Write out the records once more, exactly as given.

━━━━

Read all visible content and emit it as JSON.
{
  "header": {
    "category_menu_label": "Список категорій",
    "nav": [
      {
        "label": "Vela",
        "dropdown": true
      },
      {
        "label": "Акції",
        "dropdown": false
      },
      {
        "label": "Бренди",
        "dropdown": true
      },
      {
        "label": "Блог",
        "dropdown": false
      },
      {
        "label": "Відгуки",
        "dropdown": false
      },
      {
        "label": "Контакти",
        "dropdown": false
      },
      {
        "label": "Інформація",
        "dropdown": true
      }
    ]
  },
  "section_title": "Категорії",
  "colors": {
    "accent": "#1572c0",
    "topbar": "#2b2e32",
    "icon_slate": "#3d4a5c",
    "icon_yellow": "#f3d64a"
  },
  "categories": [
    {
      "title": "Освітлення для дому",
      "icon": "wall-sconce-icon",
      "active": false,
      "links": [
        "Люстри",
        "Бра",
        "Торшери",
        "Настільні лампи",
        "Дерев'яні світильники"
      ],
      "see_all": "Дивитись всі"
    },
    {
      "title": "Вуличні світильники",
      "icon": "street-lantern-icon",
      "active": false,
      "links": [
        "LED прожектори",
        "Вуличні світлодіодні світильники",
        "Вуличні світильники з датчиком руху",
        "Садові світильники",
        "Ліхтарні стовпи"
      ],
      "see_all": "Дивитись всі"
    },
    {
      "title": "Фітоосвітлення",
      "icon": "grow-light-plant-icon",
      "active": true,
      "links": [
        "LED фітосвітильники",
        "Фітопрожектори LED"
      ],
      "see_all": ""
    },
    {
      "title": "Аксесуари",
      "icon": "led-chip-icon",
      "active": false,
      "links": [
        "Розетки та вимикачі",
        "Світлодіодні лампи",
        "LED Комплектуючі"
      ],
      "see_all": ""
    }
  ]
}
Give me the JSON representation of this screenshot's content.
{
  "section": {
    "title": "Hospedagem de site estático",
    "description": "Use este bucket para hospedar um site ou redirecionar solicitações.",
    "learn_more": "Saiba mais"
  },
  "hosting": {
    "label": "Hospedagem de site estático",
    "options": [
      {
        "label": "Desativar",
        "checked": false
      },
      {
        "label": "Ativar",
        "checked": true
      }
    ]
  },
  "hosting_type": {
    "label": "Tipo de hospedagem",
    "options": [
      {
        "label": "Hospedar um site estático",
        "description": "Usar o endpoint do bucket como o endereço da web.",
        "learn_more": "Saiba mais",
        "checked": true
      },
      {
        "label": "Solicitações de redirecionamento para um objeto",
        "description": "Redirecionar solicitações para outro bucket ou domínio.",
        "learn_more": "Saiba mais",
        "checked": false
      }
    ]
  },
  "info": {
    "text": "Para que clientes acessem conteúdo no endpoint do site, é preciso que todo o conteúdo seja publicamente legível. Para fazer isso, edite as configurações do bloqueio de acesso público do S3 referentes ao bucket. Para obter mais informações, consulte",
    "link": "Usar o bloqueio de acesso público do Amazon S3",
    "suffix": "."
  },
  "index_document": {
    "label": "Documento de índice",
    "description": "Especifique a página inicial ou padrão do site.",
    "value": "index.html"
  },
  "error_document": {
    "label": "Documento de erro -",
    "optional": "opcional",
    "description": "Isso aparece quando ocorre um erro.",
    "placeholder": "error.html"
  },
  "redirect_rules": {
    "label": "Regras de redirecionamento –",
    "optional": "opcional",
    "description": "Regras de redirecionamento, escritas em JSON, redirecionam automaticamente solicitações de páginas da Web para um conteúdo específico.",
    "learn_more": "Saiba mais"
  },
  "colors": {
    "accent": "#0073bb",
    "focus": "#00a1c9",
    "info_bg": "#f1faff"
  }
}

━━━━

> _Answer box_
Read all visible content and emit it as JSON.
{
  "header": {
    "category_menu_label": "Список категорій",
    "nav": [
      {
        "label": "Vela",
        "dropdown": true
      },
      {
        "label": "Акції",
        "dropdown": false
      },
      {
        "label": "Бренди",
        "dropdown": true
      },
      {
        "label": "Блог",
        "dropdown": false
      },
      {
        "label": "Відгуки",
        "dropdown": false
      },
      {
        "label": "Контакти",
        "dropdown": false
      },
      {
        "label": "Інформація",
        "dropdown": true
      }
    ]
  },
  "section_title": "Категорії",
  "colors": {
    "accent": "#1572c0",
    "topbar": "#2b2e32",
    "icon_slate": "#3d4a5c",
    "icon_yellow": "#f3d64a"
  },
  "categories": [
    {
      "title": "Освітлення для дому",
      "icon": "wall-sconce-icon",
      "active": false,
      "links": [
        "Люстри",
        "Бра",
        "Торшери",
        "Настільні лампи",
        "Дерев'яні світильники"
      ],
      "see_all": "Дивитись всі"
    },
    {
      "title": "Вуличні світильники",
      "icon": "street-lantern-icon",
      "active": false,
      "links": [
        "LED прожектори",
        "Вуличні світлодіодні світильники",
        "Вуличні світильники з датчиком руху",
        "Садові світильники",
        "Ліхтарні стовпи"
      ],
      "see_all": "Дивитись всі"
    },
    {
      "title": "Фітоосвітлення",
      "icon": "grow-light-plant-icon",
      "active": true,
      "links": [
        "LED фітосвітильники",
        "Фітопрожектори LED"
      ],
      "see_all": ""
    },
    {
      "title": "Аксесуари",
      "icon": "led-chip-icon",
      "active": false,
      "links": [
        "Розетки та вимикачі",
        "Світлодіодні лампи",
        "LED Комплектуючі"
      ],
      "see_all": ""
    }
  ]
}
Give me the JSON representation of this screenshot's content.
{
  "section": {
    "title": "Hospedagem de site estático",
    "description": "Use este bucket para hospedar um site ou redirecionar solicitações.",
    "learn_more": "Saiba mais"
  },
  "hosting": {
    "label": "Hospedagem de site estático",
    "options": [
      {
        "label": "Desativar",
        "checked": false
      },
      {
        "label": "Ativar",
        "checked": true
      }
    ]
  },
  "hosting_type": {
    "label": "Tipo de hospedagem",
    "options": [
      {
        "label": "Hospedar um site estático",
        "description": "Usar o endpoint do bucket como o endereço da web.",
        "learn_more": "Saiba mais",
        "checked": true
      },
      {
        "label": "Solicitações de redirecionamento para um objeto",
        "description": "Redirecionar solicitações para outro bucket ou domínio.",
        "learn_more": "Saiba mais",
        "checked": false
      }
    ]
  },
  "info": {
    "text": "Para que clientes acessem conteúdo no endpoint do site, é preciso que todo o conteúdo seja publicamente legível. Para fazer isso, edite as configurações do bloqueio de acesso público do S3 referentes ao bucket. Para obter mais informações, consulte",
    "link": "Usar o bloqueio de acesso público do Amazon S3",
    "suffix": "."
  },
  "index_document": {
    "label": "Documento de índice",
    "description": "Especifique a página inicial ou padrão do site.",
    "value": "index.html"
  },
  "error_document": {
    "label": "Documento de erro -",
    "optional": "opcional",
    "description": "Isso aparece quando ocorre um erro.",
    "placeholder": "error.html"
  },
  "redirect_rules": {
    "label": "Regras de redirecionamento –",
    "optional": "opcional",
    "description": "Regras de redirecionamento, escritas em JSON, redirecionam automaticamente solicitações de páginas da Web para um conteúdo específico.",
    "learn_more": "Saiba mais"
  },
  "colors": {
    "accent": "#0073bb",
    "focus": "#00a1c9",
    "info_bg": "#f1faff"
  }
}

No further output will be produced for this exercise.